                                                                                           (15 marks)

  5.0   What could be having the nearest connection over these phenomenon.

A – Conduction of heat   B – Convection of heat   C – Radiation   D – Latent heat.

 B A (B)

.1 Sea breezes and land breezes.                          

2.      If you touch wood and iron at the same temperature iron feels cold.

3.       Sun heats the land without heating the air.                         

4.      When the humidity is low we feel cooler..                         

5.     Even when you tilt a candle, the flame remains vertical.                       

6.      Alcohol is cool when taken to a finger.                      

7.      The temperature of Ice and water remains the same until all the ice melts.      

8.      What property of iron makes it unsuitable for a cooking pot handle.            

9.      People near a fire feels hot.             

10.  Double glazing of windows reduces heat loss.   

(3 x 10 = 30 Marks)

                                                 (8 marks)

2  Mention one merit of using each of these as liquid in thermometers.

  1.  mercury        b.  alconol                          (2 marks)

3  Which is the correct reason for a liquid column to go up in a thermometer when warm.

A .  All materials expand when heated.

B - Liquids expand more than solids.

C - Solids are good conductors while liquids are poor conductors.

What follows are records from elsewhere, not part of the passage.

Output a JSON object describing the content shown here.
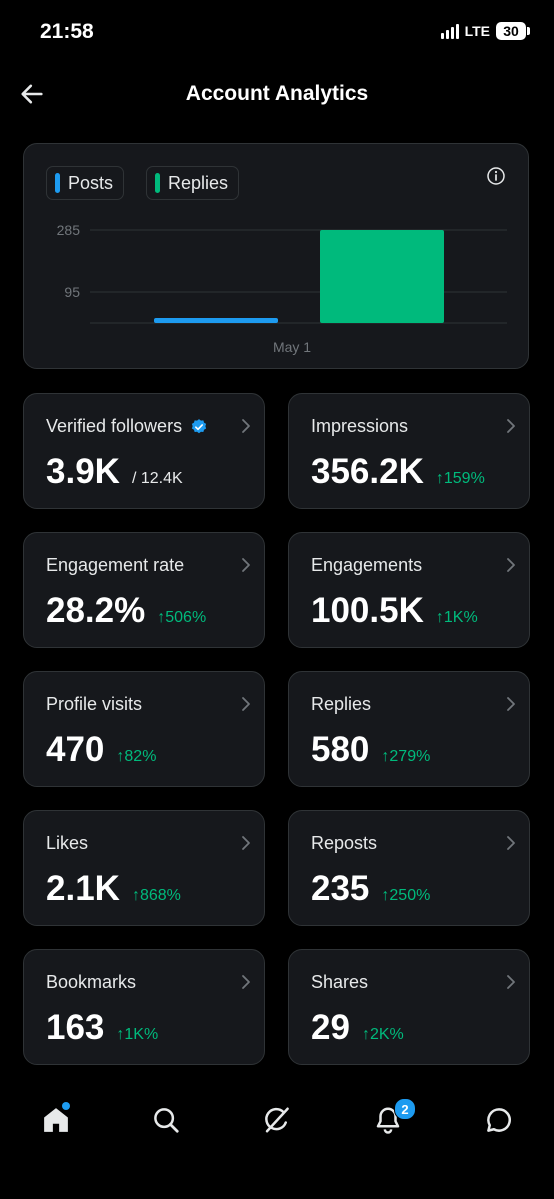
{
  "status_bar": {
    "time": "21:58",
    "network": "LTE",
    "battery": "30"
  },
  "header": {
    "title": "Account Analytics"
  },
  "chart_data": {
    "type": "bar",
    "categories": [
      "May 1"
    ],
    "series": [
      {
        "name": "Posts",
        "values": [
          3
        ],
        "color": "#1d9bf0"
      },
      {
        "name": "Replies",
        "values": [
          285
        ],
        "color": "#00ba7c"
      }
    ],
    "y_ticks": [
      95,
      285
    ],
    "tick_labels": [
      "95",
      "285"
    ],
    "ylim": [
      0,
      285
    ],
    "grid": true,
    "legend": "top-left"
  },
  "legend": [
    {
      "label": "Posts",
      "color": "#1d9bf0"
    },
    {
      "label": "Replies",
      "color": "#00ba7c"
    }
  ],
  "stats": [
    {
      "label": "Verified followers",
      "value": "3.9K",
      "sub": "/ 12.4K",
      "delta": "",
      "verified_icon": true
    },
    {
      "label": "Impressions",
      "value": "356.2K",
      "sub": "",
      "delta": "↑159%"
    },
    {
      "label": "Engagement rate",
      "value": "28.2%",
      "sub": "",
      "delta": "↑506%"
    },
    {
      "label": "Engagements",
      "value": "100.5K",
      "sub": "",
      "delta": "↑1K%"
    },
    {
      "label": "Profile visits",
      "value": "470",
      "sub": "",
      "delta": "↑82%"
    },
    {
      "label": "Replies",
      "value": "580",
      "sub": "",
      "delta": "↑279%"
    },
    {
      "label": "Likes",
      "value": "2.1K",
      "sub": "",
      "delta": "↑868%"
    },
    {
      "label": "Reposts",
      "value": "235",
      "sub": "",
      "delta": "↑250%"
    },
    {
      "label": "Bookmarks",
      "value": "163",
      "sub": "",
      "delta": "↑1K%"
    },
    {
      "label": "Shares",
      "value": "29",
      "sub": "",
      "delta": "↑2K%"
    }
  ],
  "nav": {
    "items": [
      "home-icon",
      "search-icon",
      "grok-icon",
      "bell-icon",
      "messages-icon"
    ],
    "notification_count": "2"
  },
  "colors": {
    "accent": "#1d9bf0",
    "positive": "#00ba7c",
    "card": "#16181c",
    "border": "#2f3336"
  }
}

D - Convection currents cannot form in solids.              (5 marks)
For the solutions Click - Answer page - Science.